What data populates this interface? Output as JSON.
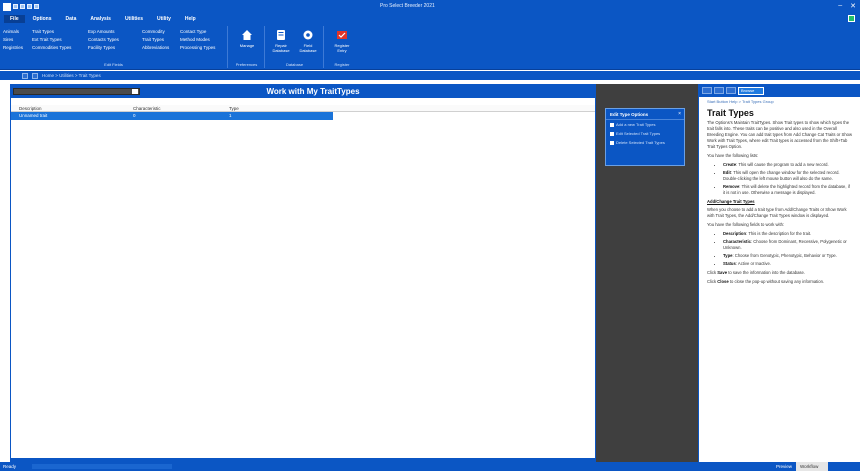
{
  "titlebar": {
    "title": "Pro Select Breeder 2021",
    "minimize": "–",
    "close": "✕"
  },
  "menu": {
    "tabs": [
      "File",
      "Options",
      "Data",
      "Analysis",
      "Utilities",
      "Utility",
      "Help"
    ],
    "active_index": 0
  },
  "ribbon": {
    "groups": [
      {
        "cols": [
          [
            "Animals",
            "Sires",
            "Registries"
          ],
          [
            "Trait Types",
            "Ext Trait Types",
            "Commodities Types"
          ],
          [
            "Exp Amounts",
            "Contacts Types",
            "Facility Types"
          ],
          [
            "Commodity",
            "Trait Types",
            "Abbreviations"
          ],
          [
            "Contact Type",
            "Method Modes",
            "Processing Types"
          ]
        ],
        "caption": "Edit Fields"
      },
      {
        "buttons": [
          {
            "label": "Manage",
            "icon": "house-icon"
          }
        ],
        "caption": "Preferences"
      },
      {
        "buttons": [
          {
            "label": "Repair Database",
            "icon": "database-icon"
          },
          {
            "label": "Field Database",
            "icon": "gear-icon"
          }
        ],
        "caption": "Database"
      },
      {
        "buttons": [
          {
            "label": "Register Entry",
            "icon": "register-icon"
          }
        ],
        "caption": "Register"
      }
    ]
  },
  "nav": {
    "breadcrumb": "Home > Utilities > Trait Types"
  },
  "main": {
    "title": "Work with My TraitTypes",
    "columns": [
      "Description",
      "Characteristic",
      "Type"
    ],
    "rows": [
      {
        "description": "Unnamed trait",
        "characteristic": "0",
        "type": "1"
      }
    ]
  },
  "edit_options": {
    "header": "Edit Type Options",
    "close": "×",
    "items": [
      "Add a new Trait Types",
      "Edit Selected Trait Types",
      "Delete Selected Trait Types"
    ]
  },
  "help": {
    "selector": "Browse",
    "breadcrumb": "Start Button Help > Trait Types Group",
    "title": "Trait Types",
    "intro": "The Options's Maintain TraitTypes. Show Trait types to show which types the trait falls into. These traits can be positive and also used in the Overall Breeding Engine. You can add trait types from Add Change Cat Traits or Show Work with Trait Types, where edit Trait types is accessed from the Shift+Tab Trait Types Option.",
    "buttons_intro": "You have the following lists:",
    "buttons": [
      {
        "name": "Create",
        "text": "This will cause the program to add a new record."
      },
      {
        "name": "Edit",
        "text": "This will open the change window for the selected record. Double-clicking the left mouse button will also do the same."
      },
      {
        "name": "Remove",
        "text": "This will delete the highlighted record from the database, if it is not in use. Otherwise a message is displayed."
      }
    ],
    "subhead": "Add/Change Trait Types",
    "sub_intro": "When you choose to add a trait type from Add/Change Traits or Show Work with Trait Types, the Add/Change Trait Types window is displayed.",
    "fields_intro": "You have the following fields to work with:",
    "fields": [
      {
        "name": "Description",
        "text": "This is the description for the trait."
      },
      {
        "name": "Characteristic",
        "text": "Choose from Dominant, Recessive, Polygenetic or Unknown."
      },
      {
        "name": "Type",
        "text": "Choose from Genotypic, Phenotypic, Behavior or Type."
      },
      {
        "name": "Status",
        "text": "Active or Inactive."
      }
    ],
    "save_note_pre": "Click ",
    "save_word": "Save",
    "save_note_post": " to save the information into the database.",
    "close_note_pre": "Click ",
    "close_word": "Close",
    "close_note_post": " to close the pop-up without saving any information."
  },
  "status": {
    "label": "Ready",
    "tabs": [
      "Preview",
      "Workflow"
    ]
  },
  "colors": {
    "brand_blue": "#0b56c4",
    "selection_blue": "#1a73d9",
    "dark_panel": "#3f3f3f",
    "register_red": "#e0342a"
  }
}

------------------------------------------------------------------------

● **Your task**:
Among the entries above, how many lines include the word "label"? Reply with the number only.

● **Your solution**:
5